▶ [What the exercise asks]: Among the entries, find the lines with the string "processes" and copy them.

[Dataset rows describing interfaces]
════
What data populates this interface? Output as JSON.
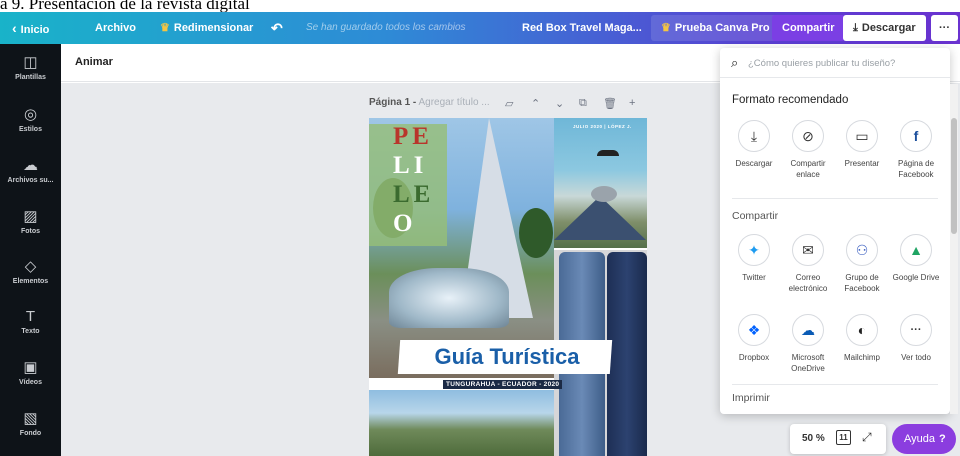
{
  "caption": {
    "text": "a 9. Presentación de la revista digital"
  },
  "topbar": {
    "back_label": "Inicio",
    "file_label": "Archivo",
    "resize_label": "Redimensionar",
    "undo_icon": "undo-icon",
    "saved_status": "Se han guardado todos los cambios",
    "doc_title": "Red Box Travel Maga...",
    "pro_label": "Prueba Canva Pro",
    "share_label": "Compartir",
    "download_label": "Descargar",
    "more_label": "···"
  },
  "sidebar": {
    "items": [
      {
        "label": "Plantillas",
        "icon": "templates-icon",
        "glyph": "◫"
      },
      {
        "label": "Estilos",
        "icon": "styles-icon",
        "glyph": "◎"
      },
      {
        "label": "Archivos su...",
        "icon": "upload-icon",
        "glyph": "☁"
      },
      {
        "label": "Fotos",
        "icon": "photos-icon",
        "glyph": "▨"
      },
      {
        "label": "Elementos",
        "icon": "elements-icon",
        "glyph": "◇"
      },
      {
        "label": "Texto",
        "icon": "text-icon",
        "glyph": "T"
      },
      {
        "label": "Vídeos",
        "icon": "videos-icon",
        "glyph": "▣"
      },
      {
        "label": "Fondo",
        "icon": "background-icon",
        "glyph": "▧"
      }
    ]
  },
  "toolbar": {
    "animate_label": "Animar"
  },
  "page": {
    "label": "Página 1 -",
    "title_placeholder": "Agregar título ..."
  },
  "magazine": {
    "title_line1": "PE",
    "title_line2": "LI",
    "title_line3": "LE",
    "title_line4": "O",
    "top_text": "JULIO 2020 | LÓPEZ J.",
    "banner": "Guía Turística",
    "subtitle": "TUNGURAHUA - ECUADOR - 2020"
  },
  "publish_panel": {
    "search_placeholder": "¿Cómo quieres publicar tu diseño?",
    "recommended_title": "Formato recomendado",
    "recommended": [
      {
        "label": "Descargar",
        "icon": "download-icon",
        "glyph": "⤓"
      },
      {
        "label": "Compartir enlace",
        "icon": "link-icon",
        "glyph": "⊘"
      },
      {
        "label": "Presentar",
        "icon": "present-icon",
        "glyph": "▭"
      },
      {
        "label": "Página de Facebook",
        "icon": "facebook-icon",
        "glyph": "f"
      }
    ],
    "share_title": "Compartir",
    "share": [
      {
        "label": "Twitter",
        "icon": "twitter-icon",
        "glyph": "✦"
      },
      {
        "label": "Correo electrónico",
        "icon": "email-icon",
        "glyph": "✉"
      },
      {
        "label": "Grupo de Facebook",
        "icon": "facebook-group-icon",
        "glyph": "⚇"
      },
      {
        "label": "Google Drive",
        "icon": "google-drive-icon",
        "glyph": "▲"
      },
      {
        "label": "Dropbox",
        "icon": "dropbox-icon",
        "glyph": "❖"
      },
      {
        "label": "Microsoft OneDrive",
        "icon": "onedrive-icon",
        "glyph": "☁"
      },
      {
        "label": "Mailchimp",
        "icon": "mailchimp-icon",
        "glyph": "◐"
      },
      {
        "label": "Ver todo",
        "icon": "more-icon",
        "glyph": "···"
      }
    ],
    "print_title": "Imprimir"
  },
  "zoom": {
    "value": "50 %",
    "page_count": "11"
  },
  "help": {
    "label": "Ayuda",
    "mark": "?"
  },
  "colors": {
    "topbar_start": "#19b3c9",
    "topbar_end": "#6a32d0",
    "share_button": "#7b3fe4",
    "help_button": "#8b3ddf",
    "sidebar": "#0e1318"
  }
}
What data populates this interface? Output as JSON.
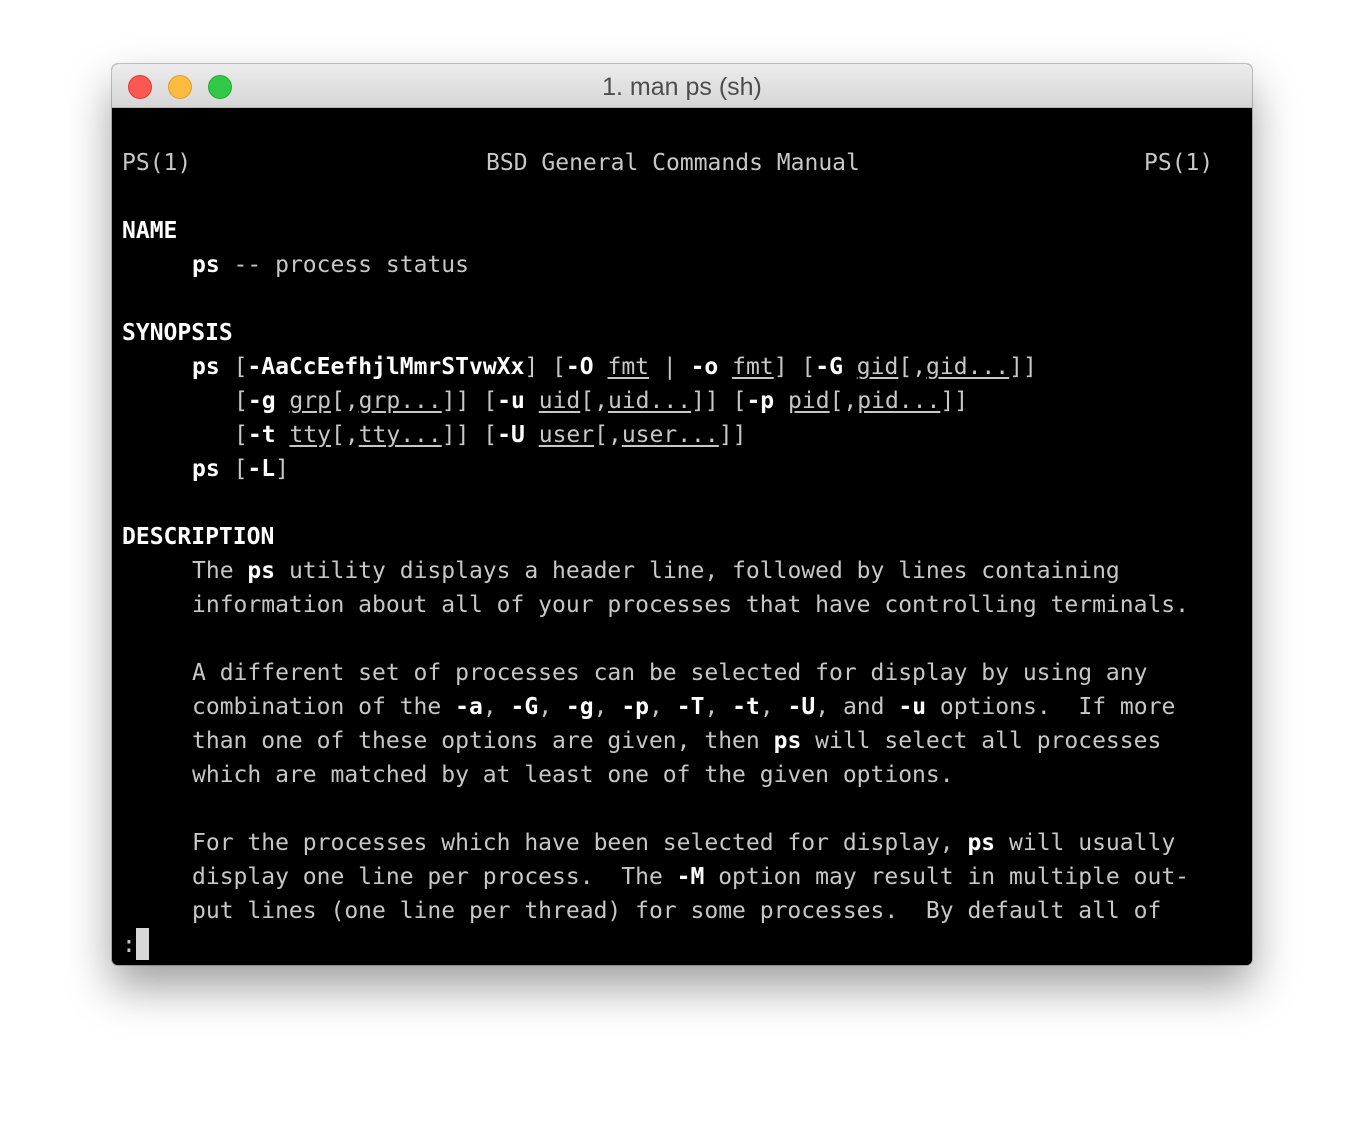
{
  "window": {
    "title": "1. man ps (sh)"
  },
  "header": {
    "left": "PS(1)",
    "center": "BSD General Commands Manual",
    "right": "PS(1)"
  },
  "sections": {
    "name": "NAME",
    "synopsis": "SYNOPSIS",
    "description": "DESCRIPTION"
  },
  "name_line": {
    "cmd": "ps",
    "rest": " -- process status"
  },
  "synopsis": {
    "ps": "ps",
    "open1": "[",
    "flags": "-AaCcEefhjlMmrSTvwXx",
    "close1": "] [",
    "opt_O": "-O",
    "fmt1": "fmt",
    "pipe": " | ",
    "opt_o": "-o",
    "fmt2": "fmt",
    "close2": "] [",
    "opt_G": "-G",
    "gid1": "gid",
    "sep_gid": "[,",
    "gid2": "gid...",
    "close_gid": "]]",
    "open_g": "[",
    "opt_g": "-g",
    "grp1": "grp",
    "sep_grp": "[,",
    "grp2": "grp...",
    "close_grp": "]] [",
    "opt_u": "-u",
    "uid1": "uid",
    "sep_uid": "[,",
    "uid2": "uid...",
    "close_uid": "]] [",
    "opt_p": "-p",
    "pid1": "pid",
    "sep_pid": "[,",
    "pid2": "pid...",
    "close_pid": "]]",
    "open_t": "[",
    "opt_t": "-t",
    "tty1": "tty",
    "sep_tty": "[,",
    "tty2": "tty...",
    "close_tty": "]] [",
    "opt_U": "-U",
    "user1": "user",
    "sep_user": "[,",
    "user2": "user...",
    "close_user": "]]",
    "ps2": "ps",
    "open_L": "[",
    "opt_L": "-L",
    "close_L": "]"
  },
  "description": {
    "p1_l1_a": "The ",
    "p1_l1_ps": "ps",
    "p1_l1_b": " utility displays a header line, followed by lines containing",
    "p1_l2": "information about all of your processes that have controlling terminals.",
    "p2_l1": "A different set of processes can be selected for display by using any",
    "p2_l2_a": "combination of the ",
    "p2_l2_o1": "-a",
    "p2_l2_c1": ", ",
    "p2_l2_o2": "-G",
    "p2_l2_c2": ", ",
    "p2_l2_o3": "-g",
    "p2_l2_c3": ", ",
    "p2_l2_o4": "-p",
    "p2_l2_c4": ", ",
    "p2_l2_o5": "-T",
    "p2_l2_c5": ", ",
    "p2_l2_o6": "-t",
    "p2_l2_c6": ", ",
    "p2_l2_o7": "-U",
    "p2_l2_c7": ", and ",
    "p2_l2_o8": "-u",
    "p2_l2_b": " options.  If more",
    "p2_l3_a": "than one of these options are given, then ",
    "p2_l3_ps": "ps",
    "p2_l3_b": " will select all processes",
    "p2_l4": "which are matched by at least one of the given options.",
    "p3_l1_a": "For the processes which have been selected for display, ",
    "p3_l1_ps": "ps",
    "p3_l1_b": " will usually",
    "p3_l2_a": "display one line per process.  The ",
    "p3_l2_M": "-M",
    "p3_l2_b": " option may result in multiple out-",
    "p3_l3": "put lines (one line per thread) for some processes.  By default all of"
  },
  "prompt": {
    "text": ":"
  }
}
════
▶ [Solution for this task]:
    "p1_l2": "information about all of your processes that have controlling terminals.",
    "p2_l1": "A different set of processes can be selected for display by using any",
    "p2_l3_b": " will select all processes",
    "p3_l1_a": "For the processes which have been selected for display, ",
    "p3_l3": "put lines (one line per thread) for some processes.  By default all of"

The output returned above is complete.